From the first record to the last, write out each one exactly.

### Dataset records ###

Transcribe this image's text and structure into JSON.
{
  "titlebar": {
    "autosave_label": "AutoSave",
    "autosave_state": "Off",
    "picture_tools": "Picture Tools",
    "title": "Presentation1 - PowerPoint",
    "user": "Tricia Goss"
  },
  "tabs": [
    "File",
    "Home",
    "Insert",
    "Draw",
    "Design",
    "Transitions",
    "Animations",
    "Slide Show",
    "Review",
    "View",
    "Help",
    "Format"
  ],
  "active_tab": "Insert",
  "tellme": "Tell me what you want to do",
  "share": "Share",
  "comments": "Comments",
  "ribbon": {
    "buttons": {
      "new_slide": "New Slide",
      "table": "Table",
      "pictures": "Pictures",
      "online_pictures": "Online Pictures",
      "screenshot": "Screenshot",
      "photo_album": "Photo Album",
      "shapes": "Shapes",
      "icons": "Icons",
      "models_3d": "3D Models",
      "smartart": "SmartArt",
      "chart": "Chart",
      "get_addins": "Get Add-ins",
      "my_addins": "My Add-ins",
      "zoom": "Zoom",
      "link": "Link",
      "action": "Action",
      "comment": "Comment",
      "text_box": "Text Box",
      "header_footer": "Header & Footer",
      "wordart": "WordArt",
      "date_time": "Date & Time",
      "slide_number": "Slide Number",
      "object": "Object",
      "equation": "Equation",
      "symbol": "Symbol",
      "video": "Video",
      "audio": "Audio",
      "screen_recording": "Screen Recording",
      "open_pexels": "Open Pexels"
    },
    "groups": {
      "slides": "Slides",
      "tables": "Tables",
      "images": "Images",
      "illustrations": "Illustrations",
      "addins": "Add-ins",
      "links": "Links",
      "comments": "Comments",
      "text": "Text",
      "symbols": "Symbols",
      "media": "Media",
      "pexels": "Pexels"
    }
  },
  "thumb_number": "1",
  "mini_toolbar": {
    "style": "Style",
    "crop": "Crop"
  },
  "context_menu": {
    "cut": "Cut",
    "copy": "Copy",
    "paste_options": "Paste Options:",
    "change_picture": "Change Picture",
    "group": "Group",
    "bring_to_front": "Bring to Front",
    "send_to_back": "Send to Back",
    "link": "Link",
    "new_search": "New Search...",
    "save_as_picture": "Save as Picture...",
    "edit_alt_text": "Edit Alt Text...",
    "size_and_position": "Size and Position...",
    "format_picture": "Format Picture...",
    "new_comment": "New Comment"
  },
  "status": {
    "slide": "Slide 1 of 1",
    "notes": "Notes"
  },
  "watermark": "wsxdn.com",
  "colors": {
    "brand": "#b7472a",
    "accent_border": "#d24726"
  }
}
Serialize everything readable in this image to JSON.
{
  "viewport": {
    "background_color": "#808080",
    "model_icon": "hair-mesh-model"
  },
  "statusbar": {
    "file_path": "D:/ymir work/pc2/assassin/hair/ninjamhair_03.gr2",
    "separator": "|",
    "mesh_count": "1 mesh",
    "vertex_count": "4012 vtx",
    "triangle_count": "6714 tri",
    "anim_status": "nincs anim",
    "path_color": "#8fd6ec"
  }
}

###

**Written response**
Transcribe this image's text and structure into JSON.
{
  "titlebar": {
    "autosave_label": "AutoSave",
    "autosave_state": "Off",
    "picture_tools": "Picture Tools",
    "title": "Presentation1 - PowerPoint",
    "user": "Tricia Goss"
  },
  "tabs": [
    "File",
    "Home",
    "Insert",
    "Draw",
    "Design",
    "Transitions",
    "Animations",
    "Slide Show",
    "Review",
    "View",
    "Help",
    "Format"
  ],
  "active_tab": "Insert",
  "tellme": "Tell me what you want to do",
  "share": "Share",
  "comments": "Comments",
  "ribbon": {
    "buttons": {
      "new_slide": "New Slide",
      "table": "Table",
      "pictures": "Pictures",
      "online_pictures": "Online Pictures",
      "screenshot": "Screenshot",
      "photo_album": "Photo Album",
      "shapes": "Shapes",
      "icons": "Icons",
      "models_3d": "3D Models",
      "smartart": "SmartArt",
      "chart": "Chart",
      "get_addins": "Get Add-ins",
      "my_addins": "My Add-ins",
      "zoom": "Zoom",
      "link": "Link",
      "action": "Action",
      "comment": "Comment",
      "text_box": "Text Box",
      "header_footer": "Header & Footer",
      "wordart": "WordArt",
      "date_time": "Date & Time",
      "slide_number": "Slide Number",
      "object": "Object",
      "equation": "Equation",
      "symbol": "Symbol",
      "video": "Video",
      "audio": "Audio",
      "screen_recording": "Screen Recording",
      "open_pexels": "Open Pexels"
    },
    "groups": {
      "slides": "Slides",
      "tables": "Tables",
      "images": "Images",
      "illustrations": "Illustrations",
      "addins": "Add-ins",
      "links": "Links",
      "comments": "Comments",
      "text": "Text",
      "symbols": "Symbols",
      "media": "Media",
      "pexels": "Pexels"
    }
  },
  "thumb_number": "1",
  "mini_toolbar": {
    "style": "Style",
    "crop": "Crop"
  },
  "context_menu": {
    "cut": "Cut",
    "copy": "Copy",
    "paste_options": "Paste Options:",
    "change_picture": "Change Picture",
    "group": "Group",
    "bring_to_front": "Bring to Front",
    "send_to_back": "Send to Back",
    "link": "Link",
    "new_search": "New Search...",
    "save_as_picture": "Save as Picture...",
    "edit_alt_text": "Edit Alt Text...",
    "size_and_position": "Size and Position...",
    "format_picture": "Format Picture...",
    "new_comment": "New Comment"
  },
  "status": {
    "slide": "Slide 1 of 1",
    "notes": "Notes"
  },
  "watermark": "wsxdn.com",
  "colors": {
    "brand": "#b7472a",
    "accent_border": "#d24726"
  }
}
Serialize everything readable in this image to JSON.
{
  "viewport": {
    "background_color": "#808080",
    "model_icon": "hair-mesh-model"
  },
  "statusbar": {
    "file_path": "D:/ymir work/pc2/assassin/hair/ninjamhair_03.gr2",
    "separator": "|",
    "mesh_count": "1 mesh",
    "vertex_count": "4012 vtx",
    "triangle_count": "6714 tri",
    "anim_status": "nincs anim",
    "path_color": "#8fd6ec"
  }
}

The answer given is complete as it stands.